oriented oppositely from the loop that contains it. The outermost loop
must be oriented counter-clockwise.

A trimming loop consists of a connected sequence of NURBS curves and
piece wise linear curves. The last point of every curve in the sequence
must be the same as the first point of the next curve, and the last point
of the last curve must be the same as the first point of the first curve.
Self intersecting curves are not allowed.

The following Nodes sketch a trimmed NURBS surface extension.

Thereby the TrimmedSurface contains a NurbsSurface and a set of Contour2D nodes describing the trimming loops. The trimming loops are sets of curve segments defined with Polyline2D and NurbsCurve2D.

Basically NURBS can be simply animated by alteration of single control vertices. Thereby the NURBS surface will always keep its smoothness. With the order of the surface the impact of the cv-animation on adjacent control points and so the range of the animation can be changed.

NURBS are also applicable for the animation of values using smooth curves expressed in NURBS format. An adaption of the VRML PositionInterpolator node to a NURBS description leads to the NurbsPositionInterpolator. Using a VRML PositionInterpolator it is not possible to specify a smooth movement like a path along a circle until the curve is sampled to a very fine stepping. In many existing VRML content the data for Interpolators take up a serious amount of the total size of the VRML file. Using Spline (NURBS) based interpolation the amount of data can be reduced considerably.

Extending the concept NurbsCurve (one Parameter), NurbsSurface (two parameters) to the parametric dimension 3 results in a NurbsVolume. So given a (u,v,w) parameter as input a 3D (x,y,z) output can be computed. The CoordinateDeformer defines a volume and applies a space warp to this volume.
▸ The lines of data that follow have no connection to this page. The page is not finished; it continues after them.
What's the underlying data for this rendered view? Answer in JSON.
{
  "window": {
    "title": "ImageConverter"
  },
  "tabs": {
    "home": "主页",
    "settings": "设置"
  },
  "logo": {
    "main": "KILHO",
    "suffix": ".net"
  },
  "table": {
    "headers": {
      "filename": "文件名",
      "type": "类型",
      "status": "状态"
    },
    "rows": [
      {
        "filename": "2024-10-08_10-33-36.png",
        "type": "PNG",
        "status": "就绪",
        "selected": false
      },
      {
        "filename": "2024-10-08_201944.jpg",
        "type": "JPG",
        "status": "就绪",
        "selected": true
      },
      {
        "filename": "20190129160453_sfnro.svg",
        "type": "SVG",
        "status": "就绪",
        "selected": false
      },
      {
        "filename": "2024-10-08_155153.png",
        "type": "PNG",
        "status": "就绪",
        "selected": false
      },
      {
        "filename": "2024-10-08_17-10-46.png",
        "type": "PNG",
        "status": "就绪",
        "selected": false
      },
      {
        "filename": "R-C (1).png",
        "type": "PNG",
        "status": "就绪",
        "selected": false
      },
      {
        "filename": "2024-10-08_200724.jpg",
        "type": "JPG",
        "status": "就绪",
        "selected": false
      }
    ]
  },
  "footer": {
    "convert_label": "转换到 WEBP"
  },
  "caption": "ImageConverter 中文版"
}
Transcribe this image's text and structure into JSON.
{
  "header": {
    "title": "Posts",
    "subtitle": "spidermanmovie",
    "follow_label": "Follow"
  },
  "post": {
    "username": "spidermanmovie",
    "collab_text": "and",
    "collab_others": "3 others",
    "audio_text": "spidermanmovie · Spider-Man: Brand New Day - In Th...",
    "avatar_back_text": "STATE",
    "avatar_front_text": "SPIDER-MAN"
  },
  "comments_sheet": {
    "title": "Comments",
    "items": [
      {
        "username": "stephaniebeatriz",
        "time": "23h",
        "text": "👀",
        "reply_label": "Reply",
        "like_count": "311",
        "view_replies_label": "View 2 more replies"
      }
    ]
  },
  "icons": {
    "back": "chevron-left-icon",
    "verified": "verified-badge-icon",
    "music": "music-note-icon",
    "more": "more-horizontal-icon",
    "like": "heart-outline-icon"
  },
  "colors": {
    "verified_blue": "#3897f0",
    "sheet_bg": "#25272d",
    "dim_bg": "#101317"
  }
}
Any given conventional VRML node can be deformated by this node. This concept can also be found in programs like 3D Studio Max in form of a Free From Deformation (FFD).